Tally the lines below that contain the word "data", then give the tally and nothing more.

SUPPLIED RECORDS:
------------------------------------------------------------------------

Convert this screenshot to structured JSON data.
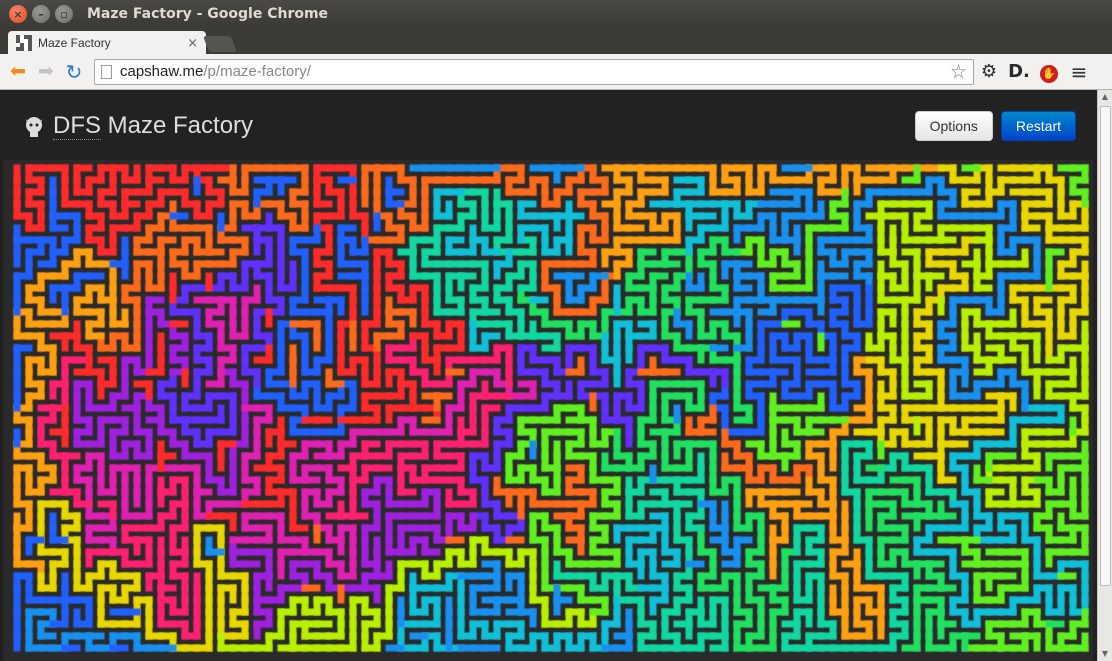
{
  "window": {
    "title": "Maze Factory - Google Chrome",
    "close_glyph": "×",
    "min_glyph": "–",
    "max_glyph": "▫"
  },
  "tab": {
    "label": "Maze Factory",
    "close_glyph": "×"
  },
  "toolbar": {
    "back_glyph": "⬅",
    "forward_glyph": "➡",
    "reload_glyph": "↻",
    "url_host": "capshaw.me",
    "url_path": "/p/maze-factory/",
    "star_glyph": "☆",
    "gear_glyph": "⚙",
    "ext_d_label": "D.",
    "ext_stop_glyph": "✋",
    "menu_glyph": "≡"
  },
  "header": {
    "title_abbr": "DFS",
    "title_rest": " Maze Factory",
    "options_label": "Options",
    "restart_label": "Restart"
  },
  "maze": {
    "palette": [
      "#ff2a2a",
      "#ff6a1a",
      "#ffa010",
      "#e8d800",
      "#b8f000",
      "#60f020",
      "#20e060",
      "#10d8a0",
      "#10c0d8",
      "#1890f0",
      "#2060ff",
      "#6030ff",
      "#a020e0",
      "#e020b0",
      "#ff2070"
    ],
    "background": "#2a2a2a"
  },
  "scrollbar": {
    "up_glyph": "▲",
    "down_glyph": "▼"
  }
}
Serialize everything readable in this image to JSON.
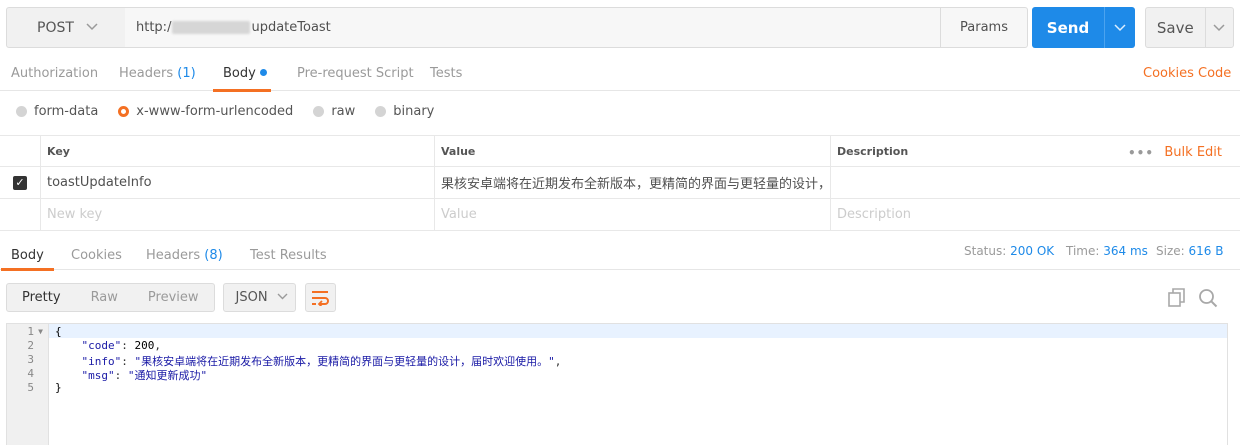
{
  "request": {
    "method": "POST",
    "url_prefix": "http:/",
    "url_suffix": "updateToast",
    "params_label": "Params",
    "send_label": "Send",
    "save_label": "Save"
  },
  "request_tabs": {
    "authorization": "Authorization",
    "headers": "Headers",
    "headers_count": "(1)",
    "body": "Body",
    "prerequest": "Pre-request Script",
    "tests": "Tests",
    "cookies_link": "Cookies",
    "code_link": "Code"
  },
  "body_types": {
    "form_data": "form-data",
    "urlencoded": "x-www-form-urlencoded",
    "raw": "raw",
    "binary": "binary"
  },
  "kv_table": {
    "headers": {
      "key": "Key",
      "value": "Value",
      "description": "Description"
    },
    "more": "•••",
    "bulk_edit": "Bulk Edit",
    "rows": [
      {
        "checked": true,
        "key": "toastUpdateInfo",
        "value": "果核安卓端将在近期发布全新版本，更精简的界面与更轻量的设计，...",
        "description": ""
      }
    ],
    "placeholder": {
      "key": "New key",
      "value": "Value",
      "description": "Description"
    }
  },
  "response_tabs": {
    "body": "Body",
    "cookies": "Cookies",
    "headers": "Headers",
    "headers_count": "(8)",
    "test_results": "Test Results",
    "status_label": "Status:",
    "status_value": "200 OK",
    "time_label": "Time:",
    "time_value": "364 ms",
    "size_label": "Size:",
    "size_value": "616 B"
  },
  "response_toolbar": {
    "pretty": "Pretty",
    "raw": "Raw",
    "preview": "Preview",
    "format": "JSON"
  },
  "response_body": {
    "line_numbers": [
      "1",
      "2",
      "3",
      "4",
      "5"
    ],
    "open_brace": "{",
    "close_brace": "}",
    "code_key": "\"code\"",
    "code_value": "200",
    "info_key": "\"info\"",
    "info_value": "\"果核安卓端将在近期发布全新版本，更精简的界面与更轻量的设计，届时欢迎使用。\"",
    "msg_key": "\"msg\"",
    "msg_value": "\"通知更新成功\""
  },
  "colors": {
    "accent": "#f47023",
    "primary": "#1e8ae8"
  }
}
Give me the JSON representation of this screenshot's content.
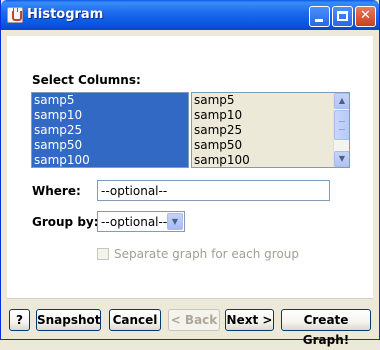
{
  "window": {
    "title": "Histogram",
    "controls": {
      "minimize": "",
      "maximize": "",
      "close": "✕"
    }
  },
  "select_columns": {
    "label": "Select Columns:",
    "selected_list": [
      "samp5",
      "samp10",
      "samp25",
      "samp50",
      "samp100"
    ],
    "available_list": [
      "samp5",
      "samp10",
      "samp25",
      "samp50",
      "samp100"
    ],
    "scroll_up_glyph": "▲",
    "scroll_down_glyph": "▼"
  },
  "where": {
    "label": "Where:",
    "value": "--optional--"
  },
  "group_by": {
    "label": "Group by:",
    "value": "--optional--",
    "arrow_glyph": "▼"
  },
  "separate_graph": {
    "label": "Separate graph for each group",
    "checked": false,
    "enabled": false
  },
  "buttons": {
    "help": "?",
    "snapshot": "Snapshot",
    "cancel": "Cancel",
    "back": "< Back",
    "next": "Next >",
    "create": "Create Graph!"
  },
  "colors": {
    "titlebar": "#0a56e0",
    "selection": "#3269c5",
    "dialog_bg": "#ece9d8"
  }
}
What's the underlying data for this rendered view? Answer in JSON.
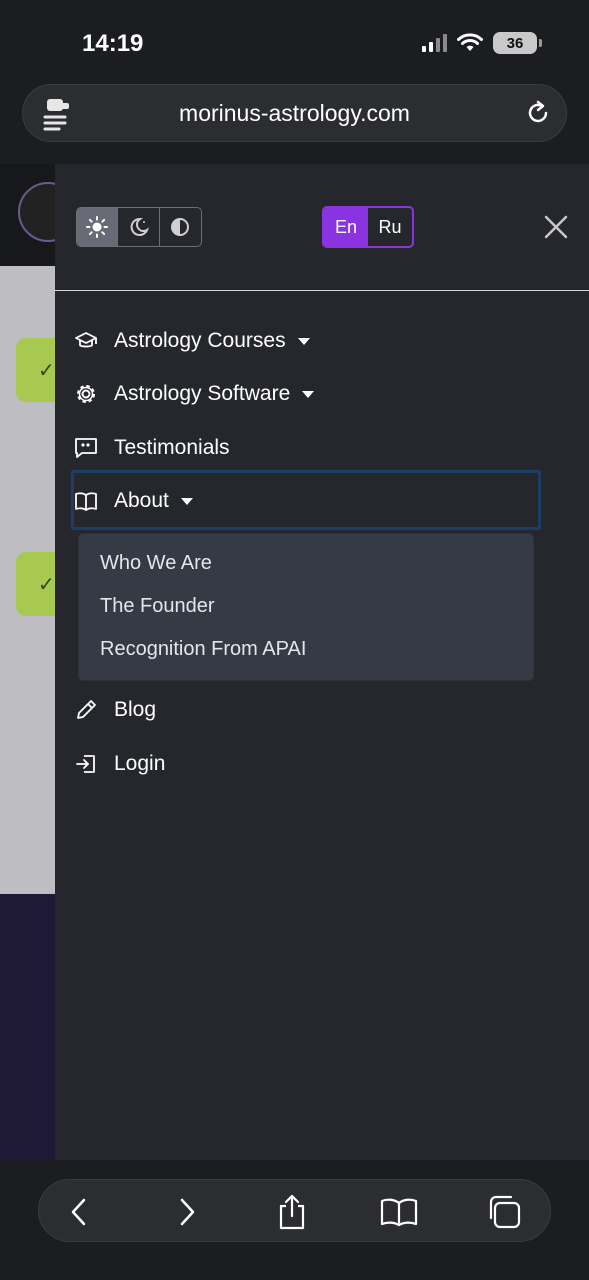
{
  "status_bar": {
    "time": "14:19",
    "battery": "36"
  },
  "browser": {
    "url": "morinus-astrology.com"
  },
  "theme_switch": {
    "options": [
      "light",
      "dark",
      "auto"
    ],
    "selected": "light"
  },
  "language": {
    "options": [
      "En",
      "Ru"
    ],
    "selected": "En"
  },
  "nav": {
    "items": [
      {
        "label": "Astrology Courses",
        "icon": "graduation-cap-icon",
        "has_dropdown": true
      },
      {
        "label": "Astrology Software",
        "icon": "gear-icon",
        "has_dropdown": true
      },
      {
        "label": "Testimonials",
        "icon": "quote-chat-icon",
        "has_dropdown": false
      },
      {
        "label": "About",
        "icon": "book-icon",
        "has_dropdown": true,
        "expanded": true
      },
      {
        "label": "Blog",
        "icon": "pencil-icon",
        "has_dropdown": false
      },
      {
        "label": "Login",
        "icon": "login-icon",
        "has_dropdown": false
      }
    ],
    "about_submenu": [
      "Who We Are",
      "The Founder",
      "Recognition From APAI"
    ]
  },
  "colors": {
    "accent": "#8a33e0",
    "drawer_bg": "#25272c",
    "submenu_bg": "#353a45",
    "focus_outline": "#1c3d66"
  }
}
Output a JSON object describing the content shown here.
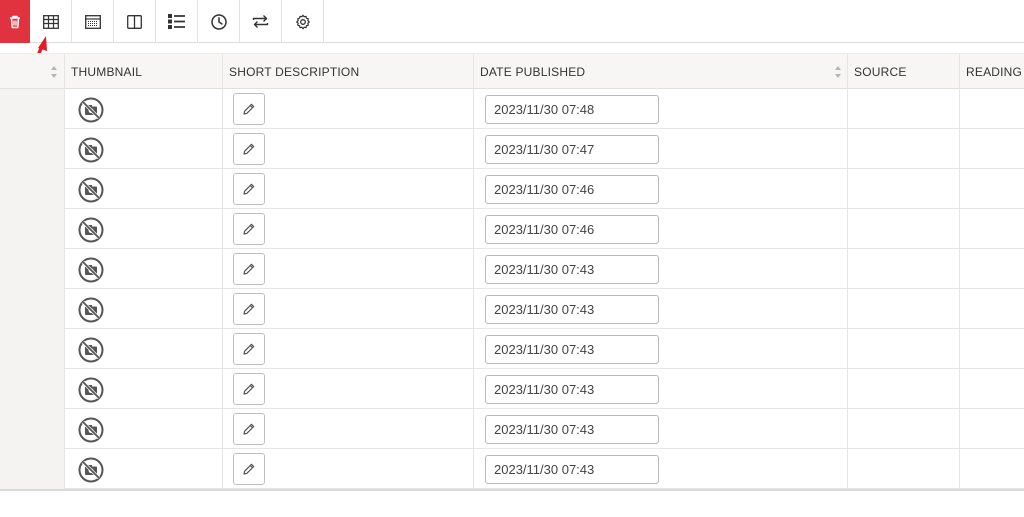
{
  "toolbar": {
    "buttons": [
      {
        "name": "delete-button",
        "icon": "trash-icon"
      },
      {
        "name": "table-view-button",
        "icon": "table-grid-icon"
      },
      {
        "name": "spreadsheet-view-button",
        "icon": "spreadsheet-icon"
      },
      {
        "name": "split-view-button",
        "icon": "columns-icon"
      },
      {
        "name": "list-view-button",
        "icon": "list-icon"
      },
      {
        "name": "history-button",
        "icon": "clock-icon"
      },
      {
        "name": "sync-button",
        "icon": "swap-arrows-icon"
      },
      {
        "name": "settings-button",
        "icon": "gear-icon"
      }
    ],
    "accent_color": "#e0323f"
  },
  "table": {
    "columns": [
      "THUMBNAIL",
      "SHORT DESCRIPTION",
      "DATE PUBLISHED",
      "SOURCE",
      "READING TIME"
    ],
    "rows": [
      {
        "date": "2023/11/30 07:48"
      },
      {
        "date": "2023/11/30 07:47"
      },
      {
        "date": "2023/11/30 07:46"
      },
      {
        "date": "2023/11/30 07:46"
      },
      {
        "date": "2023/11/30 07:43"
      },
      {
        "date": "2023/11/30 07:43"
      },
      {
        "date": "2023/11/30 07:43"
      },
      {
        "date": "2023/11/30 07:43"
      },
      {
        "date": "2023/11/30 07:43"
      },
      {
        "date": "2023/11/30 07:43"
      }
    ]
  },
  "annotation": {
    "icon": "red-arrow-icon",
    "color": "#e31b23"
  }
}
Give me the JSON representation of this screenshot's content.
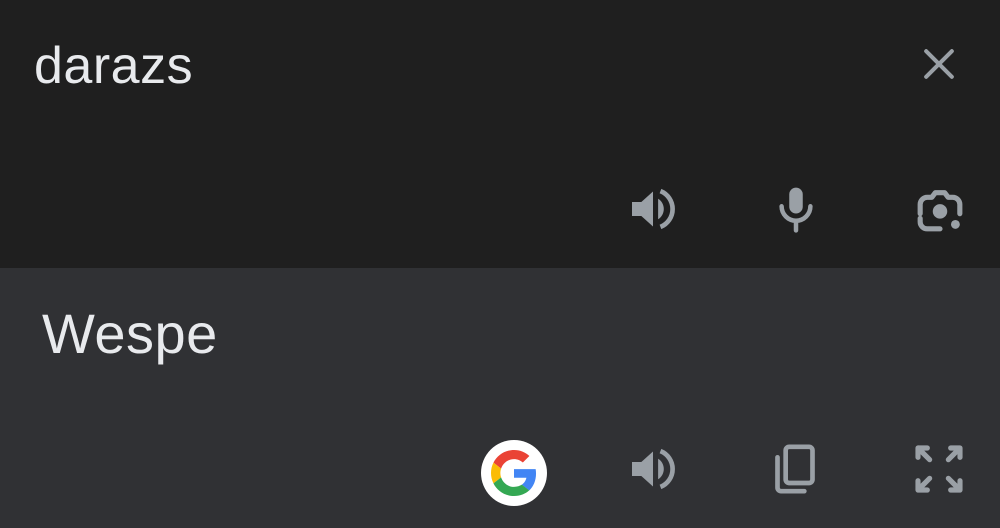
{
  "source": {
    "text": "darazs",
    "actions": {
      "clear": "close-icon",
      "listen": "speaker-icon",
      "voice": "microphone-icon",
      "camera": "google-lens-icon"
    }
  },
  "target": {
    "text": "Wespe",
    "actions": {
      "search": "google-g-icon",
      "listen": "speaker-icon",
      "copy": "copy-icon",
      "fullscreen": "fullscreen-icon"
    }
  },
  "colors": {
    "source_background": "#1f1f1f",
    "target_background": "#303134",
    "text": "#e8eaed",
    "icon": "#9aa0a6",
    "google_blue": "#4285f4",
    "google_red": "#ea4335",
    "google_yellow": "#fbbc05",
    "google_green": "#34a853"
  }
}
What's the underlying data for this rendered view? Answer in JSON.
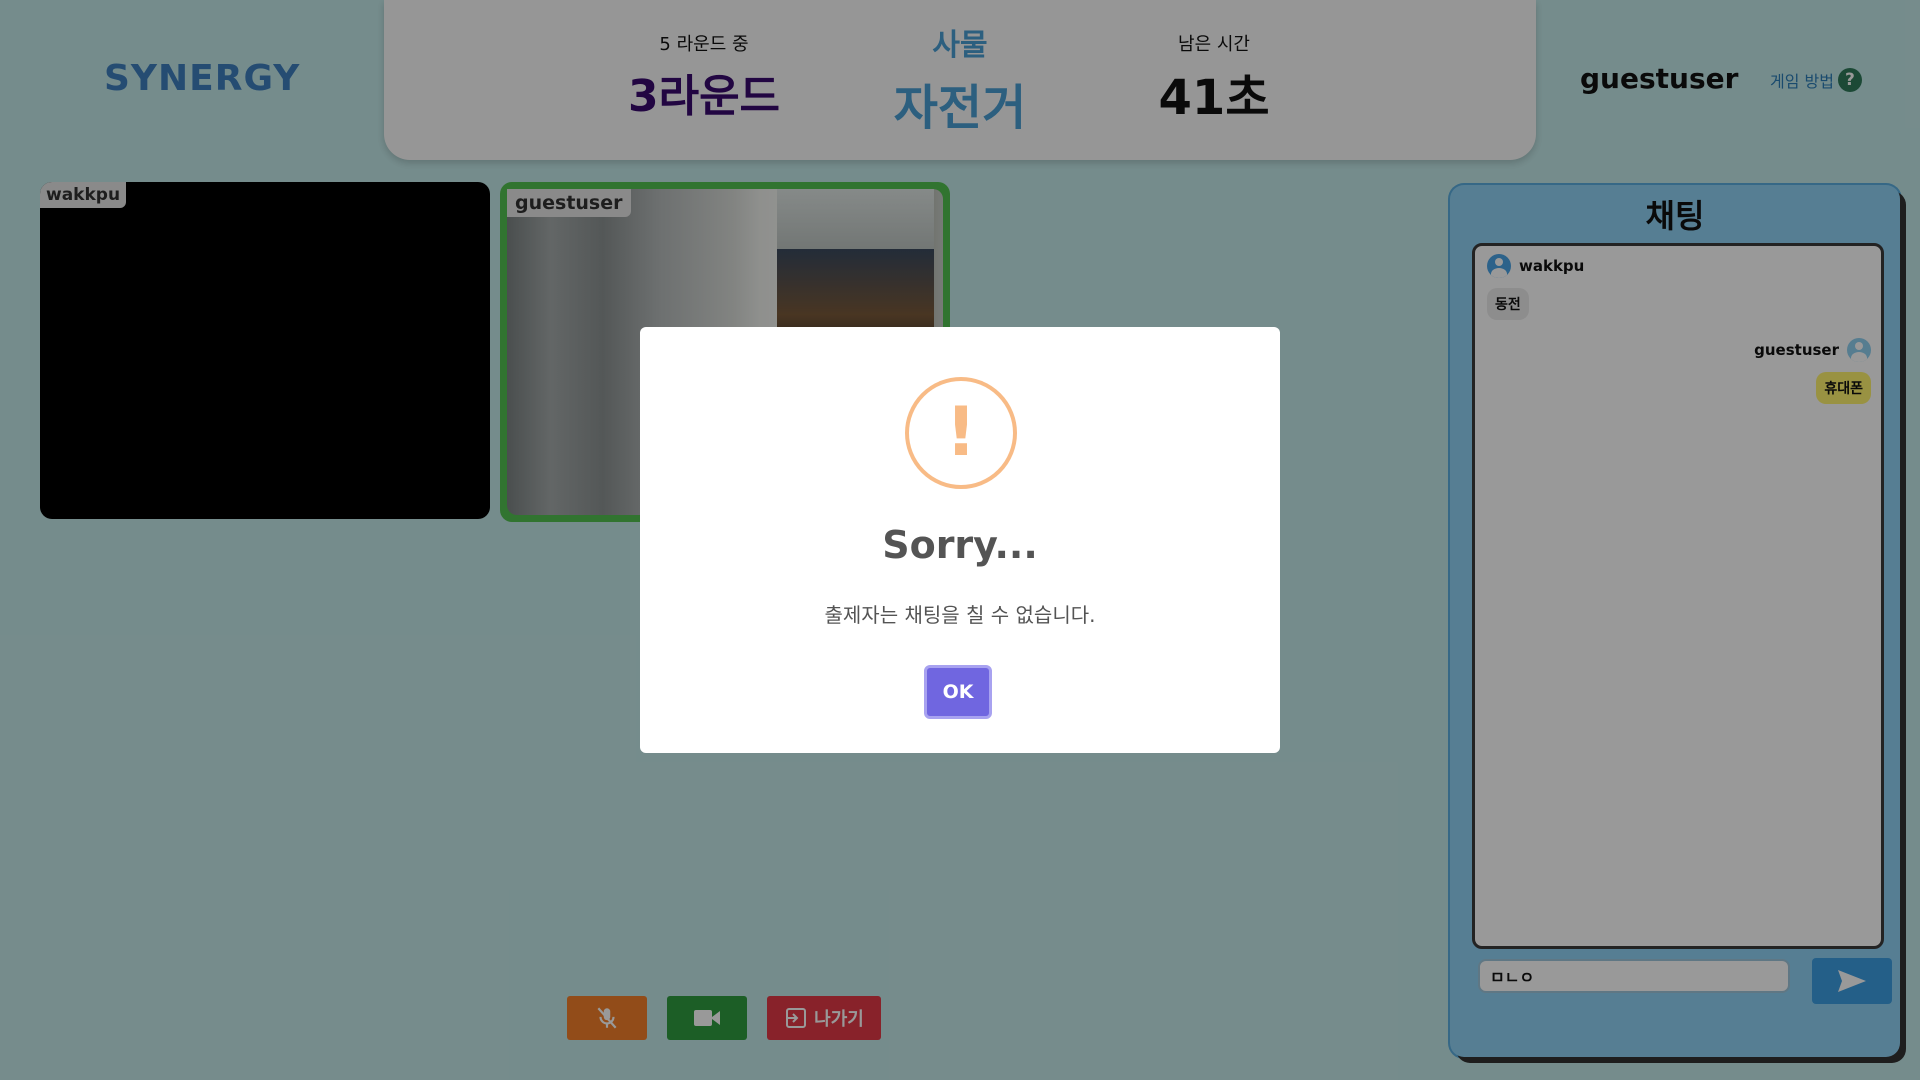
{
  "header": {
    "logo": "SYNERGY",
    "round_of": "5 라운드 중",
    "round": "3라운드",
    "category": "사물",
    "word": "자전거",
    "time_label": "남은 시간",
    "time_value": "41초",
    "username": "guestuser",
    "how_to_play": "게임 방법",
    "help_glyph": "?"
  },
  "videos": [
    {
      "label": "wakkpu"
    },
    {
      "label": "guestuser"
    }
  ],
  "controls": {
    "exit_label": "나가기",
    "colors": {
      "mic": "#f37f2a",
      "cam": "#2f9d40",
      "exit": "#e33a47"
    }
  },
  "chat": {
    "title": "채팅",
    "messages": [
      {
        "user": "wakkpu",
        "text": "동전"
      },
      {
        "user": "guestuser",
        "text": "휴대폰"
      }
    ],
    "input_value": "ㅁㄴㅇ"
  },
  "modal": {
    "icon": "!",
    "title": "Sorry...",
    "text": "출제자는 채팅을 칠 수 없습니다.",
    "ok": "OK"
  }
}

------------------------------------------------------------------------

WORKED SOLUTION: 4